I’ll spare you the race details, because if you’ve run a race you probably know the details, and the rest will find them a bit dry I’d imagine. In a sentence, it was a great day for a race, but it was extremely challenging for both of us. The results were very good, however. I not only surpassed my goal of beating my 2005 time, but at 35:42 came within 14 seconds of my 2003 time… much better than expected. Angela finished in 37:16, beating her goal as well. Interestingly, a woman from New Zealand won the woman’s 4-mile race. (Another Kiwi holds the course record for the women’s Masters class for 4-miles.)
All in all a great race and great time, and one I hope to write about annually for years to come!
This Saturday Peoria will again host The Steamboat Classic, which is a 4 mile road race through the streets of downtown Peoria. This event is a pretty big deal for the city, as it draws about 4000 runners including elite athletes from around the world. In 1997, Khalid Khannouchi of Morocco set a world record for 4 miles, finishing in 17:42 (that equates to an unbelievable 4:26 pace). And of course with this large of a draw there are lots of activities and ancillary special events which get people downtown and do well for the city’s coffers.
I’ve run the race twice, and Angela ran it once. We’ll both take part again this year, and the first phase of the event has just finished, as evidenced above-left. The Illinois Valley Striders began a novel 12-week program many years ago called Building Steam to prepare people of all abilities for Steamboat. It is nothing more than a well organized running club, but it is hugely popular, useful, and really fun. Angela and I are not runners, and we hardly run except during the 3 months leading up to the race, so the program is very effective at getting us off our slack winter butts in April and burning a few calories. And you get a T-shirt.
There is really no comparison between running in a group and running alone. On Wednesdays during the group run, I just keep going, chatting a little bit, and don’t think twice about how I feel because I’m simply not going to drop out of the group mid-run. Then comes Sunday morning… lazy, feeling guilty about not running since Wednesday, reluctant, but I go out anyway. Sort of. 1/2 mile in I’m hating it and contemplating walking for a bit (which I make good on too often). Even if I do stick to the pace and run the distance, I don’t like it. Hence after Steamboat my running tapers right off to zero, despite the adrenaline high and delusions of running other races during the summer. But the moral of the story is: if you really want to run, but never can find the motivation, do try some sort of group running because it’s entirely different.
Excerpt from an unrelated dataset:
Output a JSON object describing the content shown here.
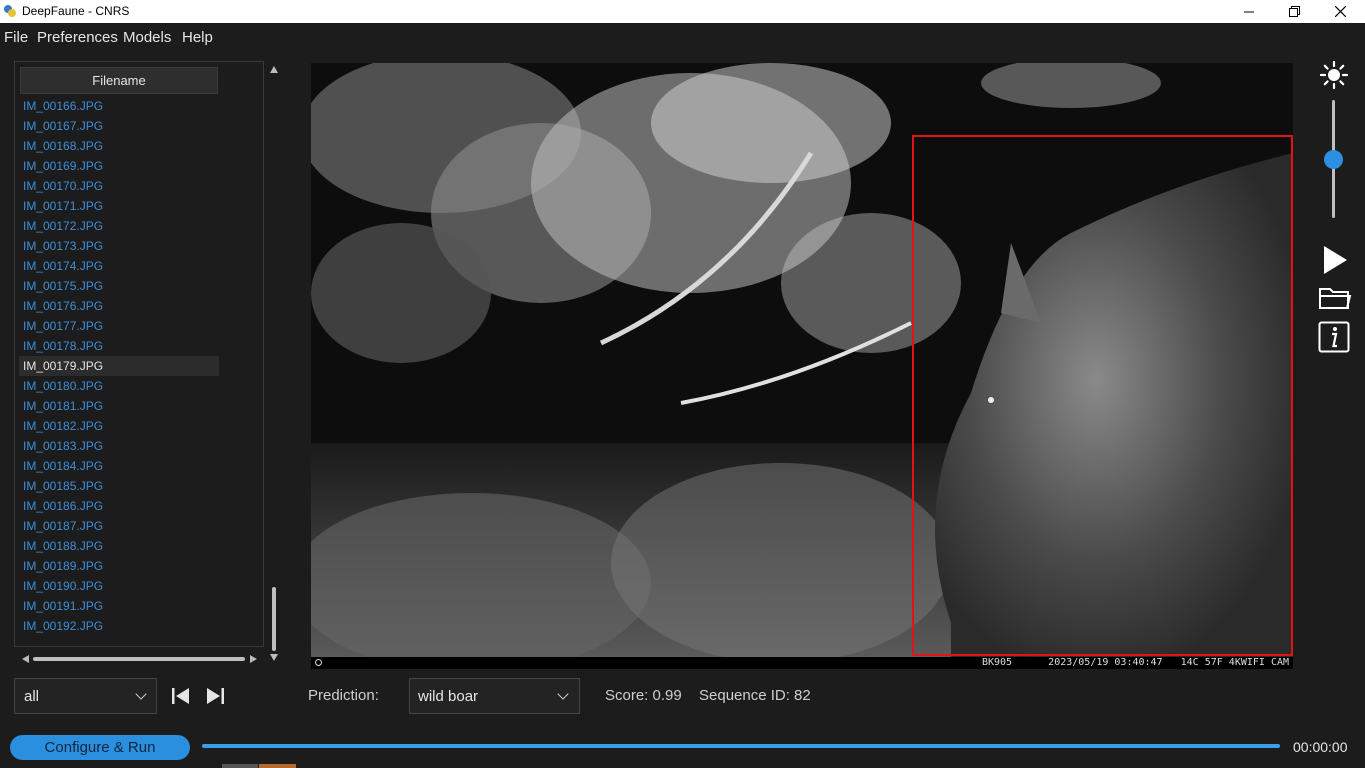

In 2003 I ran 4 miles in 35:28, and in 2005 fell off to 37:42. Though I did run the Buller Gorge while in NZ, overall I’m in much worse shape than 2003, so merely besting 2005 will be a success.
See you post race.